• **Task requirements**
Copy out each line of the material in which the word "content" appears.

• **Available data**
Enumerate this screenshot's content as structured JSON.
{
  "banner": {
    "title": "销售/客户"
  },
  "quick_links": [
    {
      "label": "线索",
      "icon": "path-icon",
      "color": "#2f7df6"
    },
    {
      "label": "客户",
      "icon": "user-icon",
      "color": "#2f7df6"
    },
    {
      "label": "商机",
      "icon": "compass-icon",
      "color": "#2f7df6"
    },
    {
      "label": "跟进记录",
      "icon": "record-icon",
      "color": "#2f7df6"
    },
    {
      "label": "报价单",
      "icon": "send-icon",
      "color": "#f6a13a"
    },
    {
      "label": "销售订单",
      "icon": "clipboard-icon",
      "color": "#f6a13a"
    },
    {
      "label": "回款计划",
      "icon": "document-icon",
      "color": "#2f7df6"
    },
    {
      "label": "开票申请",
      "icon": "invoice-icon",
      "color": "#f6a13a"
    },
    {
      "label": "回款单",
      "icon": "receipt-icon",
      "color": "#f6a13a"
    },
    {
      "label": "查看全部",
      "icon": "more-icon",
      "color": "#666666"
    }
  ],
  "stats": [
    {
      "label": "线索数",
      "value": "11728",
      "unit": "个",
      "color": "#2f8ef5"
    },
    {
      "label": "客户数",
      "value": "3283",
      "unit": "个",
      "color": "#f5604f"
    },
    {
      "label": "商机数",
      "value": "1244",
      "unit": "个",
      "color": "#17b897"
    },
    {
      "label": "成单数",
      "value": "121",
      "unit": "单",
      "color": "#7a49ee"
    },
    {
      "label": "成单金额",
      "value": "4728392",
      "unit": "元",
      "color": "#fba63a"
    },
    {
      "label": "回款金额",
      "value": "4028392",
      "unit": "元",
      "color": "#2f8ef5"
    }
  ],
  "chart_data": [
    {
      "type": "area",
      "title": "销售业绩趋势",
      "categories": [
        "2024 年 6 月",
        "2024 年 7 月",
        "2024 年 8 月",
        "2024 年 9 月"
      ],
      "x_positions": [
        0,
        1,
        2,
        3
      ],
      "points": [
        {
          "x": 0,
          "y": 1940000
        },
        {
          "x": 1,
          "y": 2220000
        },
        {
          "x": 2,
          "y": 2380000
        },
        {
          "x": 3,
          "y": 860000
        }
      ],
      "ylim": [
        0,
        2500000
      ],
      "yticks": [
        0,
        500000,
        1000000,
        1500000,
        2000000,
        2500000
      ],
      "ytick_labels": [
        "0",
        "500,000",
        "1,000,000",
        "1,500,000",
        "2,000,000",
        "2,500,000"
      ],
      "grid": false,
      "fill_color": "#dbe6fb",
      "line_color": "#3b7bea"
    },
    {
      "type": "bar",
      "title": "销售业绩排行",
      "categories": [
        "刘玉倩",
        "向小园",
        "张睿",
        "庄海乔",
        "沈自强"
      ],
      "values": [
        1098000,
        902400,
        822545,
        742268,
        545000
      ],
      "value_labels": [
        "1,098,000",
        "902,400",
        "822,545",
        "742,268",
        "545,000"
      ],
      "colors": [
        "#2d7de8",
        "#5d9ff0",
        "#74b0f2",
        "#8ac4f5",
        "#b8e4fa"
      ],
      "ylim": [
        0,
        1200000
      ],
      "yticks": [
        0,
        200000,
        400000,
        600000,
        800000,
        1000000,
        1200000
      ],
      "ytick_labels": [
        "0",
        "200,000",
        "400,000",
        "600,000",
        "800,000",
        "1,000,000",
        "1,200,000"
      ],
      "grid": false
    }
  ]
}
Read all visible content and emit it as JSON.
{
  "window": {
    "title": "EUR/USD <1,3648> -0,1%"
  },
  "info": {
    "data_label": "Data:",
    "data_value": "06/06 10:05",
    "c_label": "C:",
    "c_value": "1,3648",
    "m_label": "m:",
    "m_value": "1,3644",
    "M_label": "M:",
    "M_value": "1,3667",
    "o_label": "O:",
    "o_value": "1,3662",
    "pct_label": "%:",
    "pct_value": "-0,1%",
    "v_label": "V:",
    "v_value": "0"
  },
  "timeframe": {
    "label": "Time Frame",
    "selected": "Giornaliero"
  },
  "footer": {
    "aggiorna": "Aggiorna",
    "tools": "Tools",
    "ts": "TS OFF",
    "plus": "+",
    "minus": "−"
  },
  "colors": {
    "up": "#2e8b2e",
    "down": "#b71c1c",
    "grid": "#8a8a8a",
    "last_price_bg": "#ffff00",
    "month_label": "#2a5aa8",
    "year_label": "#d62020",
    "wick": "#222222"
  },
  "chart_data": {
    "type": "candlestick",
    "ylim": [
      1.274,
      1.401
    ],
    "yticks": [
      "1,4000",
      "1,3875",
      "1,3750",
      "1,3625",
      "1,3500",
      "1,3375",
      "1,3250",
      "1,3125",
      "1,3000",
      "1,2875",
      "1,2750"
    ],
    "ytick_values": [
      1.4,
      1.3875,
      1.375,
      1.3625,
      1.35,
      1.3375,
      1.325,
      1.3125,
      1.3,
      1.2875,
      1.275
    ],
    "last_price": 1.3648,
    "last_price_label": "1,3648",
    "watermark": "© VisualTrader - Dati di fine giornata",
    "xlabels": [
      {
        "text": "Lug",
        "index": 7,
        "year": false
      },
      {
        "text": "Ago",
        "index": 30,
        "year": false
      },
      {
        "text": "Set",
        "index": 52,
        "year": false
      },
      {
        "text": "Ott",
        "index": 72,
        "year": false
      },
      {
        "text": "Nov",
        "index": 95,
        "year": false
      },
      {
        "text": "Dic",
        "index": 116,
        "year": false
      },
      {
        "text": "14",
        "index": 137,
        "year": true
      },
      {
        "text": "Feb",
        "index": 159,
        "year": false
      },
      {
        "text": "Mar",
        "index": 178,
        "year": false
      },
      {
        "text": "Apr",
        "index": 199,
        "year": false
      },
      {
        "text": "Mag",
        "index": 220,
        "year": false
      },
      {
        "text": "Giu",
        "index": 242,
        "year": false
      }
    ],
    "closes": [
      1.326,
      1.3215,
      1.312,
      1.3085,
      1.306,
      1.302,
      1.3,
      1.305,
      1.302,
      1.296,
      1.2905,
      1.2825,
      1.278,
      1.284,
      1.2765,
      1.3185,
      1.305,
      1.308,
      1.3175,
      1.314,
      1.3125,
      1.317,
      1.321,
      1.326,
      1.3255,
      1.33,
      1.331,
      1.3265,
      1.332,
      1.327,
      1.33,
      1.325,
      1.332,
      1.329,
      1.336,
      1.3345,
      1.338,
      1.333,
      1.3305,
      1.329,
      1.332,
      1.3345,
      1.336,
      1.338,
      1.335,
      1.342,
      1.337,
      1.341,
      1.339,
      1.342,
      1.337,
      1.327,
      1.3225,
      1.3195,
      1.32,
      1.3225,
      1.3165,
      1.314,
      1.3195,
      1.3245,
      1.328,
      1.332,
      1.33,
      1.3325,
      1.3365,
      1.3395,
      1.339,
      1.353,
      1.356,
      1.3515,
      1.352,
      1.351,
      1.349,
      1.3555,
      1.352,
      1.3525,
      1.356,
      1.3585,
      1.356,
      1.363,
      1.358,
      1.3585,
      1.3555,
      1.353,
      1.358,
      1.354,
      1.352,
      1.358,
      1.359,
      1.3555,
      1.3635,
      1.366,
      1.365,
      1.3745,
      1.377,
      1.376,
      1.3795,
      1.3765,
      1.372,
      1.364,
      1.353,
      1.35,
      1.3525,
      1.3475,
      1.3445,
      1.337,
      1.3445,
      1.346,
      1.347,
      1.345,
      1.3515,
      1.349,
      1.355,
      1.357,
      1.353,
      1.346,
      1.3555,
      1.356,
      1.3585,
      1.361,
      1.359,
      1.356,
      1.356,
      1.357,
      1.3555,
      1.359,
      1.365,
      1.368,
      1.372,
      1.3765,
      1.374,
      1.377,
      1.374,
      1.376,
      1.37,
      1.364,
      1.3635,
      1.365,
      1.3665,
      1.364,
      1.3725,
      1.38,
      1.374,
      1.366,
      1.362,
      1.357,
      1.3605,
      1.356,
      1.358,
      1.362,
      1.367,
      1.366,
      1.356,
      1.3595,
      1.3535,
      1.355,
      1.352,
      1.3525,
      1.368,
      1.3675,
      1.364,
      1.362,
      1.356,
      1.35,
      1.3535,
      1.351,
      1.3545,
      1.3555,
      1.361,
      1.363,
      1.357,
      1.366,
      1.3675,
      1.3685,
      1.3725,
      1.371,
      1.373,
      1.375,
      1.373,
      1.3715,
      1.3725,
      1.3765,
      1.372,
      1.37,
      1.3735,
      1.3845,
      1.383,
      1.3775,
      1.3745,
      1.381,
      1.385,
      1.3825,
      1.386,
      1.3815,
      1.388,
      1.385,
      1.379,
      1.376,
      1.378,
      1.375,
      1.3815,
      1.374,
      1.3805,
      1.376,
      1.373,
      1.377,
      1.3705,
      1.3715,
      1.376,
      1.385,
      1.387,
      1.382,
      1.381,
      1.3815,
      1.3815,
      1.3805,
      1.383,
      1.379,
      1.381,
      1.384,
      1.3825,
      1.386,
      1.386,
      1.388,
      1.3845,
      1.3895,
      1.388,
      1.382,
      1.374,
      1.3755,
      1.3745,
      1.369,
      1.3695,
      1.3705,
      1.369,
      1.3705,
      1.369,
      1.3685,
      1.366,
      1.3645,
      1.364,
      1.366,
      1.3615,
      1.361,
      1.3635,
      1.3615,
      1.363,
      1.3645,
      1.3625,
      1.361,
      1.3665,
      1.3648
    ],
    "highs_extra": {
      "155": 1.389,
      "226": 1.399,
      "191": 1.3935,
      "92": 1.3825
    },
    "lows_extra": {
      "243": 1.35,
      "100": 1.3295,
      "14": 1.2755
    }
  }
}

• **Output of the task**
Enumerate this screenshot's content as structured JSON.
Read all visible content and emit it as JSON.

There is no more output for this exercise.